Fisheries Science, 2017 - Springer VerlagThe freshwater African catfish Clarias gariepinus is carnivorous and cannibalistic even during the larval and juvenile stages and this behavior causes economic losses in aquaculture. This study examined for the first time the effect of salinity on cannibalism, survival, and growth of African catfish larvae in the hatchery. Larvae (4 days old, median 7.8 mm TL, 2.8 mg BW) of the African catfish were reared for 21 days at nominal salinity 0, 1, 2, 3, 4, 5, 6, and 7 ppt. After 21 days, they grew to 10–39 mm (median 22 mm) and 10–490 mg (median 90 mg), with no significant difference by salinity treatments. Survival ratios were similarly low (24–31%) at 0, 1, 3, and 7 ppt and significantly higher (49–55%) at 2, 4, 5, and 6 ppt. Cannibalism was significantly lower, 15–30% at 4–6 ppt, than the 40–50% at 0–3 and 7 ppt. Size variation was lower at 4–6 ppt and higher at 0–3 and 7 ppt. We recommend hatchery rearing of African catfish at the optimum low salinity of 4–6 ppt rather than in full fresh water at least up to 21 days. This rearing method fosters larval welfare and improves hatchery production.

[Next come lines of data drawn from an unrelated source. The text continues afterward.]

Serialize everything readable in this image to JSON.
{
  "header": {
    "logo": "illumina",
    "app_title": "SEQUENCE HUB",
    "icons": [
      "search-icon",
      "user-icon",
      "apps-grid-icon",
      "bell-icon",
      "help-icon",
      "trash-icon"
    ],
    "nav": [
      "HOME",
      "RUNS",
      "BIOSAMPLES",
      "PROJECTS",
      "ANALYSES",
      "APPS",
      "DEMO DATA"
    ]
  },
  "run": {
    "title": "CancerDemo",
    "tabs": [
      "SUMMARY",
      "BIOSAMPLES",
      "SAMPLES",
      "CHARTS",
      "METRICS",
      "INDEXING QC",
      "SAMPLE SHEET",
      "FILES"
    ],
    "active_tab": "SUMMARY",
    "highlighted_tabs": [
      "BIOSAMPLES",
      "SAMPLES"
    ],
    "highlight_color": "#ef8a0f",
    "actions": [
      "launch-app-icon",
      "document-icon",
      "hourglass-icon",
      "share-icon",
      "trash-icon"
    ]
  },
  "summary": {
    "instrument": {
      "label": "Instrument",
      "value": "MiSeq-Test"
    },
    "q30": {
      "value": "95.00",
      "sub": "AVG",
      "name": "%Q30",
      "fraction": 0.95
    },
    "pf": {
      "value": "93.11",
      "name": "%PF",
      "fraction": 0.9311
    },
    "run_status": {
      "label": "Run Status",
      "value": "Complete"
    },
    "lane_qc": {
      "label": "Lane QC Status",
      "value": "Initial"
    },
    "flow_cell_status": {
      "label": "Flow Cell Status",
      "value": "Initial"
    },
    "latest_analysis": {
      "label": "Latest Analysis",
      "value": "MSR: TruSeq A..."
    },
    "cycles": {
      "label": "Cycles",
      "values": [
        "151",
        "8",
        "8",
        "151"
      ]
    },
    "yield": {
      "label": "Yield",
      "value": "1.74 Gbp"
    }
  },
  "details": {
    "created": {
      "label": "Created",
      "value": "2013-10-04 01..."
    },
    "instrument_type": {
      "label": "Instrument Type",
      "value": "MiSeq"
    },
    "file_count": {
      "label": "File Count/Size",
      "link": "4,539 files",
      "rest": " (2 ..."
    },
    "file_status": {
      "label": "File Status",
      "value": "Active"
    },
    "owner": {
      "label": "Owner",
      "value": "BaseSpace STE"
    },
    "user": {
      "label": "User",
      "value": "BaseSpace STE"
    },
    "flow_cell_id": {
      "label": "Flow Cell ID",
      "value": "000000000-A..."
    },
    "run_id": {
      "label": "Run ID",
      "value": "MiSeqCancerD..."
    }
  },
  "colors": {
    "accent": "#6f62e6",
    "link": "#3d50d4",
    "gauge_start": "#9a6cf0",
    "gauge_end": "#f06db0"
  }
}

ArticleML Seneriches-Abiera, F Parado-Estepa & GA Gonzales -
Aquaculture Research, 2007 - Blackwell PublishingEarly larval stages of mud crab Scylla serrata were exposed to different concentrations of nitrite (40, 80 and 160 mg L−1 and a control, without added nitrite) and three salinity levels (25, 30 and 35 g L−1) using a static renewal method. No interactive effect of nitrite and salinity was detected. Estimated LT50 in 96-h toxicity tests decreased in all stages with increasing nitrite concentrations in all salinity levels. The 96-h LC50 values of nitrite-N were 41.58, 63.04, 25.54, 29.98 and 69.93 mg L−1 for zoea 1, 2, 3, 4 and 5 respectively. As the larvae grew, they showed a progressive increase in tolerance to nitrite. The toxicity of nitrite to larvae increased with exposure time. The median lethal concentration was not affected by salinity. The chloride component of salinity within 25–35 g L−1 did not seem to be as effective in alleviating toxicity as has been reported in other crustacean species. Based on 96-h LC50 and an application factor of 0.1, the ‘safe level’ of rearing mud crab larvae was calculated to be 4.16, 6.30, 2.55, 2.99 and 6.99 mg L−1 nitrite-N for zoea 1, 2, 3, 4 and 5 respectively.